Using the 100-g oral glucose tolerance test to predict fetal and maternal outcomes in women with gestational diabetes mellitus.Chang Gung Med J. 2009 May-Jun; 32(3):283-9.CG
This 5-year cohort study investigated gestational diabetes mellitus (GDM) using new diagnostic criteria and predictive factors for maternal and fetal outcomes.
From March 2001 to February 2006, 8557 pregnant women underwent a 50-g glucose challenge test (GCT) at 24 to 28 weeks of gestation. A diagnosis of GDM was based on a a one-hour plasma glucose level >/= 140 mg/dl on the 50 g GCT, followed by at lease two abnormal values on a 100-g oral glucose tolerance test (OGTT), according to the Carpenter and Coustan modification of the National Diabetes Data Group (NDDG) criteria. Maternal and fetal outcomes were compared with women with normal glucose tolerance (NGT).

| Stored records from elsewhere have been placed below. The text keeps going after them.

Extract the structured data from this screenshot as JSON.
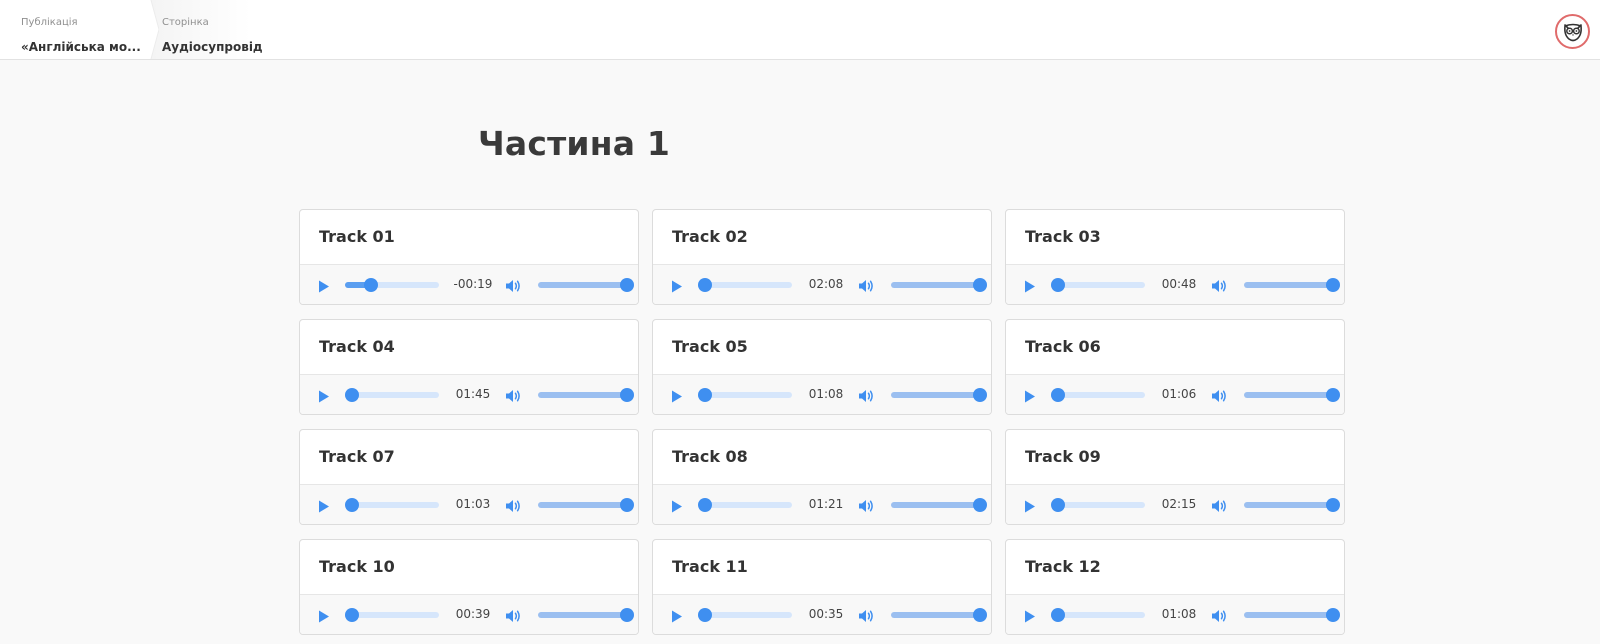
{
  "breadcrumb": {
    "publication_label": "Публікація",
    "publication_value": "«Англійська мо...",
    "page_label": "Сторінка",
    "page_value": "Аудіосупровід"
  },
  "heading": "Частина 1",
  "colors": {
    "accent": "#3f8ff0",
    "track_bg": "#d6e6fb",
    "owl_border": "#e06b6b"
  },
  "icons": {
    "play": "play-icon",
    "volume": "volume-icon",
    "avatar": "owl-icon"
  },
  "tracks": [
    {
      "title": "Track 01",
      "time": "-00:19",
      "progress": 0.24,
      "volume": 1
    },
    {
      "title": "Track 02",
      "time": "02:08",
      "progress": 0,
      "volume": 1
    },
    {
      "title": "Track 03",
      "time": "00:48",
      "progress": 0,
      "volume": 1
    },
    {
      "title": "Track 04",
      "time": "01:45",
      "progress": 0,
      "volume": 1
    },
    {
      "title": "Track 05",
      "time": "01:08",
      "progress": 0,
      "volume": 1
    },
    {
      "title": "Track 06",
      "time": "01:06",
      "progress": 0,
      "volume": 1
    },
    {
      "title": "Track 07",
      "time": "01:03",
      "progress": 0,
      "volume": 1
    },
    {
      "title": "Track 08",
      "time": "01:21",
      "progress": 0,
      "volume": 1
    },
    {
      "title": "Track 09",
      "time": "02:15",
      "progress": 0,
      "volume": 1
    },
    {
      "title": "Track 10",
      "time": "00:39",
      "progress": 0,
      "volume": 1
    },
    {
      "title": "Track 11",
      "time": "00:35",
      "progress": 0,
      "volume": 1
    },
    {
      "title": "Track 12",
      "time": "01:08",
      "progress": 0,
      "volume": 1
    }
  ]
}
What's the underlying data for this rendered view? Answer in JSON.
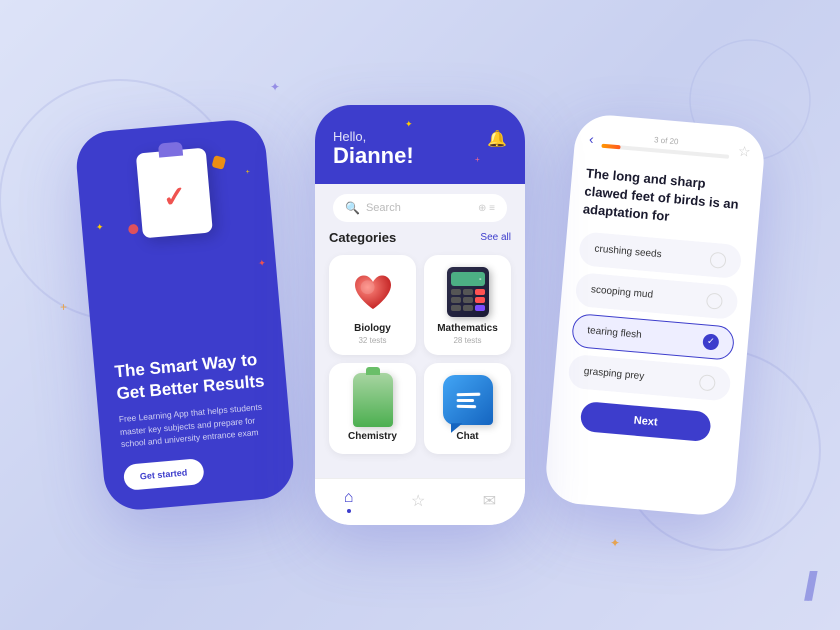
{
  "background": {
    "color1": "#dde3f8",
    "color2": "#c8d0f0"
  },
  "phone_left": {
    "title": "The Smart Way to Get Better Results",
    "description": "Free Learning App that helps students master key subjects and prepare for school and university entrance exam",
    "cta_button": "Get started",
    "bg_color": "#3d3dcc"
  },
  "phone_center": {
    "greeting": "Hello,",
    "name": "Dianne!",
    "search_placeholder": "Search",
    "categories_title": "Categories",
    "see_all_label": "See all",
    "categories": [
      {
        "name": "Biology",
        "count": "32 tests"
      },
      {
        "name": "Mathematics",
        "count": "28 tests"
      },
      {
        "name": "Chemistry",
        "count": ""
      },
      {
        "name": "Chat",
        "count": ""
      }
    ],
    "nav_items": [
      "home",
      "bookmark",
      "mail"
    ]
  },
  "phone_right": {
    "progress_label": "3 of 20",
    "progress_percent": 15,
    "question": "The long and sharp clawed feet of birds is an adaptation for",
    "options": [
      {
        "text": "crushing seeds",
        "correct": false
      },
      {
        "text": "scooping mud",
        "correct": false
      },
      {
        "text": "tearing flesh",
        "correct": true
      },
      {
        "text": "grasping prey",
        "correct": false
      }
    ],
    "next_button": "Next"
  },
  "double_slash": "//"
}
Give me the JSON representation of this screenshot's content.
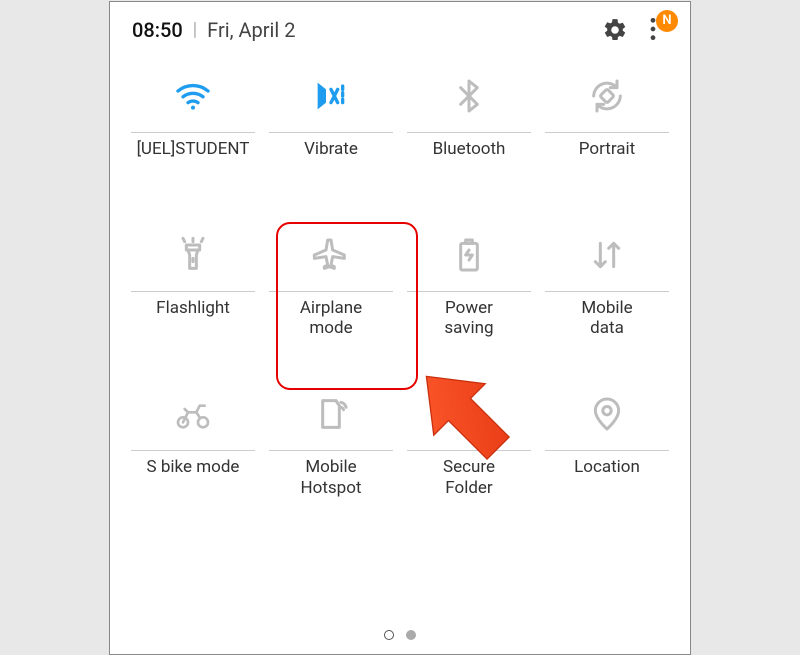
{
  "status": {
    "time": "08:50",
    "date": "Fri, April 2",
    "badge": "N"
  },
  "tiles": [
    {
      "id": "wifi",
      "label": "[UEL]STUDENT",
      "active": true
    },
    {
      "id": "vibrate",
      "label": "Vibrate",
      "active": true
    },
    {
      "id": "bluetooth",
      "label": "Bluetooth",
      "active": false
    },
    {
      "id": "portrait",
      "label": "Portrait",
      "active": false
    },
    {
      "id": "flashlight",
      "label": "Flashlight",
      "active": false
    },
    {
      "id": "airplane",
      "label": "Airplane\nmode",
      "active": false
    },
    {
      "id": "powersave",
      "label": "Power\nsaving",
      "active": false
    },
    {
      "id": "mobiledata",
      "label": "Mobile\ndata",
      "active": false
    },
    {
      "id": "sbike",
      "label": "S bike mode",
      "active": false
    },
    {
      "id": "hotspot",
      "label": "Mobile\nHotspot",
      "active": false
    },
    {
      "id": "secfolder",
      "label": "Secure\nFolder",
      "active": false
    },
    {
      "id": "location",
      "label": "Location",
      "active": false
    }
  ],
  "highlight_tile": "airplane",
  "colors": {
    "active": "#1e9df0",
    "inactive": "#bdbdbd",
    "highlight": "#e60000",
    "arrow": "#f44321",
    "badge": "#ff8a00"
  },
  "pager": {
    "total": 2,
    "current": 0
  }
}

The incidence of GDM was 7.4%. After excluding women with twin pregnancies, 617 women with GDM and 1250 women with NGT were enrolled for comparison. Older age (33.7 +/- 4.1 vs. 32.2 +/- 4.1, p < 0.001), lower weight gain during pregnancy (13.2 +/- 4.4 vs. 14.6 +/- 4.0 kg, p < 0.001), and higher rates of caesarean section (43.8% vs. 32.7%, p < 0.001) occurred in women with GDM compared to those in the NGT group. The rates of macrosomia and neonatal death were higher in the GDM group than the NGT group (7.0% vs. 1.9%, p < 0.001 and 0.6% vs. 0.0%, p = 0.005 respectively). The fasting glucose on the 100-g OGTT was positively correlated with birth weight in the GDM group (r = 0.117, 95% CI 0.038-0.194, p = 0.004). A value exceeding 90 mg/dl was 80% sensitive and 50% specific for macrosomia.
The incidence of GDM in Taiwan is increasing more than before based on current diagnostic criteria. The fasting glucose on the 100-g OGTT correlates closely with birth weight and is also an independent risk factor for macrosomia. Focusing on women with fasting blood glucose concentrations > 90 mg/dL is anticipated to improve outcomes effectively.